But she has questions . . .

 

“Yeah” She sat quietly with her handing resting on her thighs, both sets of fingers tapping against the heavy covers. When she raised her head she looked to Annie instead of Kerry. “Do you still want to fly with me? Be my wingmate?”

Annie raised one eyebrow. “I do not tell Kerry whom he can and can’t have as a wingmate.” A slight grin played upon her face. “That’s his decision.”

He didn’t give an answer, but asked his own question instead. “Did Vicky tell you how we did on the scavenger flight?”

Emma looked his way. “She told me we not only had the most targets and the farthest to fly, but that we found everything without needing a lot of looking around.”

“Right. That’s because we worked great as a team.” His face framed a bright grin. “I had the best pilot with me—”

“And I had the best navigator.”

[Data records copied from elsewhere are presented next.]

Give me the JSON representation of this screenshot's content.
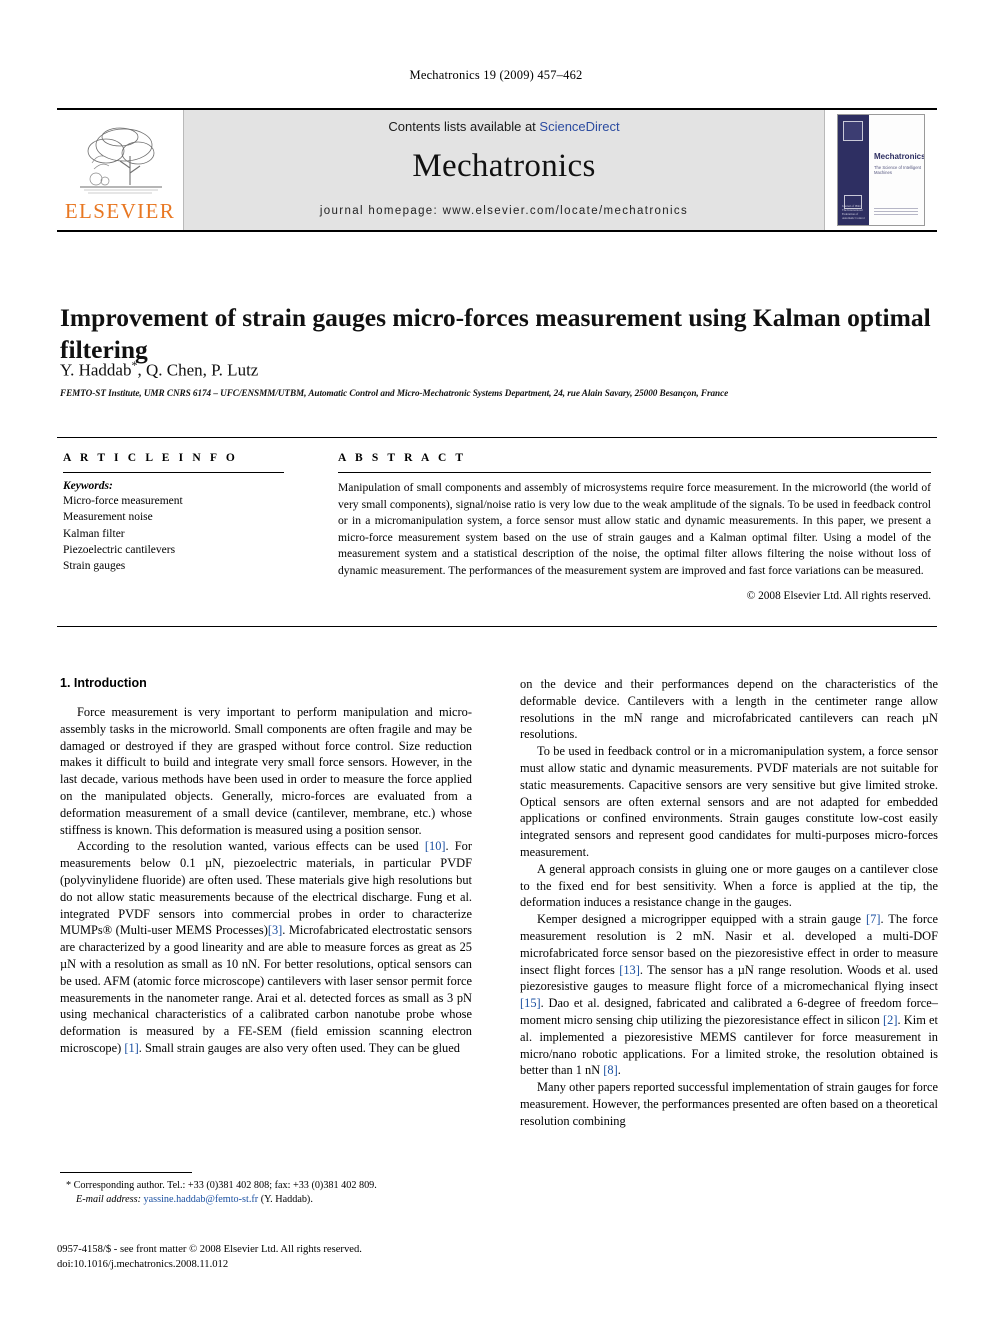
{
  "running_head": "Mechatronics 19 (2009) 457–462",
  "masthead": {
    "publisher_logo_label": "ELSEVIER",
    "contents_prefix": "Contents lists available at ",
    "contents_link": "ScienceDirect",
    "journal_name": "Mechatronics",
    "journal_homepage": "journal homepage: www.elsevier.com/locate/mechatronics",
    "cover": {
      "title": "Mechatronics",
      "subtitle": "The Science of Intelligent Machines",
      "foot": "Journal of IFAC\nThe International Federation\nof Automatic Control"
    }
  },
  "article": {
    "title": "Improvement of strain gauges micro-forces measurement using Kalman optimal filtering",
    "authors": "Y. Haddab",
    "authors_rest": ", Q. Chen, P. Lutz",
    "corresponding_marker": "*",
    "affiliation": "FEMTO-ST Institute, UMR CNRS 6174 – UFC/ENSMM/UTBM, Automatic Control and Micro-Mechatronic Systems Department, 24, rue Alain Savary, 25000 Besançon, France"
  },
  "info": {
    "heading": "A R T I C L E    I N F O",
    "keywords_label": "Keywords:",
    "keywords": [
      "Micro-force measurement",
      "Measurement noise",
      "Kalman filter",
      "Piezoelectric cantilevers",
      "Strain gauges"
    ]
  },
  "abstract": {
    "heading": "A B S T R A C T",
    "text": "Manipulation of small components and assembly of microsystems require force measurement. In the microworld (the world of very small components), signal/noise ratio is very low due to the weak amplitude of the signals. To be used in feedback control or in a micromanipulation system, a force sensor must allow static and dynamic measurements. In this paper, we present a micro-force measurement system based on the use of strain gauges and a Kalman optimal filter. Using a model of the measurement system and a statistical description of the noise, the optimal filter allows filtering the noise without loss of dynamic measurement. The performances of the measurement system are improved and fast force variations can be measured.",
    "copyright": "© 2008 Elsevier Ltd. All rights reserved."
  },
  "body": {
    "section_number_title": "1. Introduction",
    "left_paragraphs": [
      "Force measurement is very important to perform manipulation and micro-assembly tasks in the microworld. Small components are often fragile and may be damaged or destroyed if they are grasped without force control. Size reduction makes it difficult to build and integrate very small force sensors. However, in the last decade, various methods have been used in order to measure the force applied on the manipulated objects. Generally, micro-forces are evaluated from a deformation measurement of a small device (cantilever, membrane, etc.) whose stiffness is known. This deformation is measured using a position sensor.",
      "According to the resolution wanted, various effects can be used [10]. For measurements below 0.1 µN, piezoelectric materials, in particular PVDF (polyvinylidene fluoride) are often used. These materials give high resolutions but do not allow static measurements because of the electrical discharge. Fung et al. integrated PVDF sensors into commercial probes in order to characterize MUMPs® (Multi-user MEMS Processes)[3]. Microfabricated electrostatic sensors are characterized by a good linearity and are able to measure forces as great as 25 µN with a resolution as small as 10 nN. For better resolutions, optical sensors can be used. AFM (atomic force microscope) cantilevers with laser sensor permit force measurements in the nanometer range. Arai et al. detected forces as small as 3 pN using mechanical characteristics of a calibrated carbon nanotube probe whose deformation is measured by a FE-SEM (field emission scanning electron microscope) [1]. Small strain gauges are also very often used. They can be glued"
    ],
    "right_paragraphs": [
      "on the device and their performances depend on the characteristics of the deformable device. Cantilevers with a length in the centimeter range allow resolutions in the mN range and microfabricated cantilevers can reach µN resolutions.",
      "To be used in feedback control or in a micromanipulation system, a force sensor must allow static and dynamic measurements. PVDF materials are not suitable for static measurements. Capacitive sensors are very sensitive but give limited stroke. Optical sensors are often external sensors and are not adapted for embedded applications or confined environments. Strain gauges constitute low-cost easily integrated sensors and represent good candidates for multi-purposes micro-forces measurement.",
      "A general approach consists in gluing one or more gauges on a cantilever close to the fixed end for best sensitivity. When a force is applied at the tip, the deformation induces a resistance change in the gauges.",
      "Kemper designed a microgripper equipped with a strain gauge [7]. The force measurement resolution is 2 mN. Nasir et al. developed a multi-DOF microfabricated force sensor based on the piezoresistive effect in order to measure insect flight forces [13]. The sensor has a µN range resolution. Woods et al. used piezoresistive gauges to measure flight force of a micromechanical flying insect [15]. Dao et al. designed, fabricated and calibrated a 6-degree of freedom force–moment micro sensing chip utilizing the piezoresistance effect in silicon [2]. Kim et al. implemented a piezoresistive MEMS cantilever for force measurement in micro/nano robotic applications. For a limited stroke, the resolution obtained is better than 1 nN [8].",
      "Many other papers reported successful implementation of strain gauges for force measurement. However, the performances presented are often based on a theoretical resolution combining"
    ]
  },
  "footnote": {
    "marker": "*",
    "text": "Corresponding author. Tel.: +33 (0)381 402 808; fax: +33 (0)381 402 809.",
    "email_label": "E-mail address:",
    "email": "yassine.haddab@femto-st.fr",
    "email_suffix": " (Y. Haddab)."
  },
  "imprint": {
    "line1": "0957-4158/$ - see front matter © 2008 Elsevier Ltd. All rights reserved.",
    "line2": "doi:10.1016/j.mechatronics.2008.11.012"
  },
  "colors": {
    "link_blue": "#2B4BA0",
    "cite_blue": "#1a4fa0",
    "elsevier_orange": "#E87722",
    "masthead_grey": "#e3e3e3",
    "cover_navy": "#2e2f62"
  }
}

“And if we’re gonna do the Polar Express next year, we need both working together—otherwise I’m not going.” Kerry slowly pushed himself up, using his cane to support him. “A third of the school year is up, and we probably wouldn’t get new wingmates until Advanced Flight Two anyway. I can put this behind me if it means having the best advanced flight team in the air.” He nodded towards the girl in the bed. “It’s up to you: whaddya say?”

 

I know:  Kerry’s being nice again.  But so is Annie.  In fact, Annie sort of sets the mood at this point–

 

Annie chose to offer an observation in that instance. “My father has not always worked with people with whom he’s had the best relationships, but when they are on the track, racing for their team, he’s always put his differences aside.” She pointed out the obvious. “You’re going to only have another year and a half of classes left: if your team is the best, why break it up now?”

For a moment Emma appeared conflicted, as if she didn’t know which course she should follow, which decision she should make. She finally found her voice. “I know—” She locked eyes with Kerry. “Nothing’s going to happen between us.”

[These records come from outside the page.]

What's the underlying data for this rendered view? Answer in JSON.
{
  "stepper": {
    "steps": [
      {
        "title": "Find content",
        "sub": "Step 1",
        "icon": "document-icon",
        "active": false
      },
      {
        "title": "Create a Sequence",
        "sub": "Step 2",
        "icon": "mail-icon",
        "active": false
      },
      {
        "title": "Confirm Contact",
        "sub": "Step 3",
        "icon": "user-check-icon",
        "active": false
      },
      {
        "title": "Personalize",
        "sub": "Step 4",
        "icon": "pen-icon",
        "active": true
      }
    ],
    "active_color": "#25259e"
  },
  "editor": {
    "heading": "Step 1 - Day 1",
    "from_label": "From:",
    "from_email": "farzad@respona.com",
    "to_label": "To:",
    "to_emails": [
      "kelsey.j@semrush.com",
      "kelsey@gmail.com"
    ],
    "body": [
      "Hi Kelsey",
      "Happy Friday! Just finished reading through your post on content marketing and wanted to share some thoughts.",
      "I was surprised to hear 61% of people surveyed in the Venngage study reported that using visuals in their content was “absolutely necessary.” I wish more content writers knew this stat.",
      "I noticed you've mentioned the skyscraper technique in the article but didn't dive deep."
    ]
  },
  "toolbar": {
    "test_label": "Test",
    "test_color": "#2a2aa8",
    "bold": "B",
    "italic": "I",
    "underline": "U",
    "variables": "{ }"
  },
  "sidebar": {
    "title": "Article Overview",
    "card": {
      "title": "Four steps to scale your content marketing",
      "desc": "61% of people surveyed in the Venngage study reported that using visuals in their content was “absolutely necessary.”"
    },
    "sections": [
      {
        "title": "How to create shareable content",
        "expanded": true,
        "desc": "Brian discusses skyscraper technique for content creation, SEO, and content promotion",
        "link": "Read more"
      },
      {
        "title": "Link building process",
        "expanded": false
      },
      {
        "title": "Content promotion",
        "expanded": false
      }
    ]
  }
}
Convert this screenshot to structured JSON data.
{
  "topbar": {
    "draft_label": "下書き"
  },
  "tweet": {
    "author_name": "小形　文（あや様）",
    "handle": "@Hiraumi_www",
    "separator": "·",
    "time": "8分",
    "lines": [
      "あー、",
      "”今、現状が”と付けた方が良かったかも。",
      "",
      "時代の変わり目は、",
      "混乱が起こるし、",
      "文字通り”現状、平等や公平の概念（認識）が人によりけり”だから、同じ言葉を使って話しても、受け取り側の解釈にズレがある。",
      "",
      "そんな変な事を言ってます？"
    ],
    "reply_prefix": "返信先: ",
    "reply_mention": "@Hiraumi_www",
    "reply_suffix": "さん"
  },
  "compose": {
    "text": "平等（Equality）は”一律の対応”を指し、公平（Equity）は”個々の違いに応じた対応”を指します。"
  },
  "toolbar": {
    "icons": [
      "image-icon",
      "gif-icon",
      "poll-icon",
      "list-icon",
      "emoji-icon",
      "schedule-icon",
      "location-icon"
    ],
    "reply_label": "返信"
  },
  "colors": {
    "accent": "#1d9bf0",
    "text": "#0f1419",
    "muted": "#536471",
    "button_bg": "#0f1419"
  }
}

“No.” He shook his head. “It won’t.”

“But you still want to be friends.”

“I know I can—I think you can, too.”

Emma looked down, making a faint sound as she exhaled. “Then . . .” She held out her right hand. “Wingmates?”

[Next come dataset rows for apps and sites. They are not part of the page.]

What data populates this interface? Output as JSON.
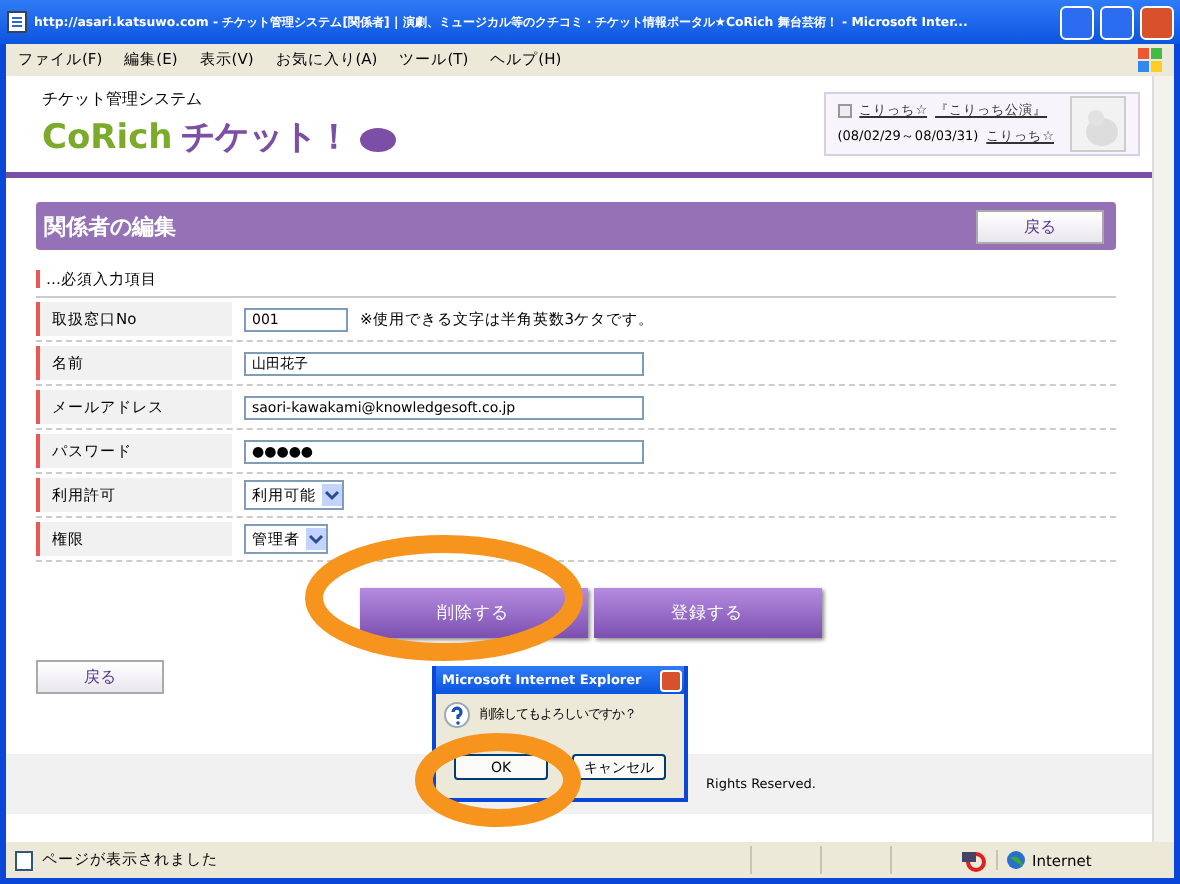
{
  "window": {
    "title": "http://asari.katsuwo.com - チケット管理システム[関係者] | 演劇、ミュージカル等のクチコミ・チケット情報ポータル★CoRich 舞台芸術！ - Microsoft Inter..."
  },
  "menu": [
    "ファイル(F)",
    "編集(E)",
    "表示(V)",
    "お気に入り(A)",
    "ツール(T)",
    "ヘルプ(H)"
  ],
  "header": {
    "subtitle": "チケット管理システム",
    "logo_latin": "CoRich",
    "logo_kana": "チケット！",
    "promo": {
      "link_1": "こりっち☆",
      "link_2": "『こりっち公演』",
      "period": "(08/02/29～08/03/31)",
      "link_3": "こりっち☆"
    }
  },
  "section": {
    "title": "関係者の編集",
    "back": "戻る"
  },
  "required_note": "…必須入力項目",
  "fields": [
    {
      "kind": "text",
      "label": "取扱窓口No",
      "value": "001",
      "hint": "※使用できる文字は半角英数3ケタです。",
      "short": true
    },
    {
      "kind": "text",
      "label": "名前",
      "value": "山田花子",
      "short": false
    },
    {
      "kind": "text",
      "label": "メールアドレス",
      "value": "saori-kawakami@knowledgesoft.co.jp",
      "short": false
    },
    {
      "kind": "text",
      "label": "パスワード",
      "value": "●●●●●",
      "short": false
    },
    {
      "kind": "select",
      "label": "利用許可",
      "value": "利用可能"
    },
    {
      "kind": "select",
      "label": "権限",
      "value": "管理者"
    }
  ],
  "actions": [
    "削除する",
    "登録する"
  ],
  "back": "戻る",
  "footer": "Rights Reserved.",
  "dialog": {
    "title": "Microsoft Internet Explorer",
    "message": "削除してもよろしいですか？",
    "buttons": [
      "OK",
      "キャンセル"
    ]
  },
  "status_bar": {
    "text": "ページが表示されました",
    "zone": "Internet"
  }
}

Kerry reached out with his right hand and clasped hers. “Team Myfanwy stays flying. And we’re gonna show them all when we do the overnight in a couple of weeks.”

 

No breakups, but Emma’s been schooled a bit.  She’s been warned by her coven leader and race coach; she’s been warned by people on her team, and she been warned by Annie to knock off her shit.  She’s apologized, though, and maybe even grown up a little in the process.

She does have one last question, and it’s one that others who’ve viewed these proceedings have asked as well:

 

“Kerry.”

He turned back towards the bed, the curtain barely open. “Yeah?”

“Why—?” Emma once more looked as if she didn’t know if she should ask what was on her mind. “Why are you always so ready forgive me?”

Kerry looked away and stared at spot on the floor for a few seconds before replying in hushed tones. “Because I know what it’s like to want something you can’t ever have . . .” He sighed slowly as he met her gaze. “It hurts.”

“Yeah.” She wiggled her toes under the covers. “Does it go away?”

“It does.” He gripped Annie’s hand. “Something better always comes along.”

 

Something better always comes along.  We know what Kerry lost in his move from California to Wales, and what came along that was better, and like it or not, those two events helped define him now.  He’s been hurt a lot, and that’s one of the reasons why he doesn’t want to hurt anyone else.  And because he’s twelve and isn’t that good picking up on different social situations, he doesn’t realize that he’s been hurting Emma more by not shutting her down right away.

He tells her what he understands best:  I know you want me, but you can’t have me.  I’ve been there, and it hurts, and that sucks.  And I don’t want to do that to you . . . but it gets better, because something else good will come along.

It did for him.

He’s gotta figure it will for her as well.